§ Activity: Whenever a line of the records below contains the word "true", copy that line.

§ Data records:
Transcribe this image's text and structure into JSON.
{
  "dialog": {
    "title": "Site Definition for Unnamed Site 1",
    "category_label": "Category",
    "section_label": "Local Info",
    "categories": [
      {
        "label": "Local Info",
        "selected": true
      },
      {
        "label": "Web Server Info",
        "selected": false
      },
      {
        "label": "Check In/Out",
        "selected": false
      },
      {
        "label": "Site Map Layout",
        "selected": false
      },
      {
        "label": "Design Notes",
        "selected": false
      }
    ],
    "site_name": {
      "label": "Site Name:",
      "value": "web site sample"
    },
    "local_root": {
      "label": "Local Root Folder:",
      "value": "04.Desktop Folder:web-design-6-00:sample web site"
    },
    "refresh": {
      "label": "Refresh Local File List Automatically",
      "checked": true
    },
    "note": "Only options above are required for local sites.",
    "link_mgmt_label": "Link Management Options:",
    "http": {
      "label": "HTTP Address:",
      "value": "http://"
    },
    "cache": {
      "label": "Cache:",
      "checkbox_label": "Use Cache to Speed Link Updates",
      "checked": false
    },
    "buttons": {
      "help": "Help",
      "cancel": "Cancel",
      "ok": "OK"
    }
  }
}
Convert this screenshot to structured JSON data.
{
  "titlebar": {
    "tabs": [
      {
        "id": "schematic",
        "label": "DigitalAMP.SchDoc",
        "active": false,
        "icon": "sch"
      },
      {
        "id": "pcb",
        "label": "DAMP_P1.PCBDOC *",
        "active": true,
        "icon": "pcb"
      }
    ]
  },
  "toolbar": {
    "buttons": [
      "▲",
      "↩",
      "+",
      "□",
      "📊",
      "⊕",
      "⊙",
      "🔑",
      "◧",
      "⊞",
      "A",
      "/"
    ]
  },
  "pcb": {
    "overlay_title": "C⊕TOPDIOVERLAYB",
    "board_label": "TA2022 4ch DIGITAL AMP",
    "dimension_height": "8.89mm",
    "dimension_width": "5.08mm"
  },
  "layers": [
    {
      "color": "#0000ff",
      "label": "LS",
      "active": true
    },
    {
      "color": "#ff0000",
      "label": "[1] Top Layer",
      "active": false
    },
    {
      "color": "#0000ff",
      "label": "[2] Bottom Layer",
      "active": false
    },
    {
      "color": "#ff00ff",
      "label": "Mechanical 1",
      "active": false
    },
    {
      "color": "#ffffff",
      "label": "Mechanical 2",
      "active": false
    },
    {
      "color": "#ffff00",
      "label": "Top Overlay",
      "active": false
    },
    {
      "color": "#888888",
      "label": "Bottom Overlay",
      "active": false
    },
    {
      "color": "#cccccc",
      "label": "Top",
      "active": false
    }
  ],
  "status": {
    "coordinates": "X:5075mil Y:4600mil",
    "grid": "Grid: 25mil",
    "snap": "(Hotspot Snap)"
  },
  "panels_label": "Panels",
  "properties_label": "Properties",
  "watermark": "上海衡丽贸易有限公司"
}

§ Task solution:
        "selected": true
      "checked": true
        "active": true,
      "active": true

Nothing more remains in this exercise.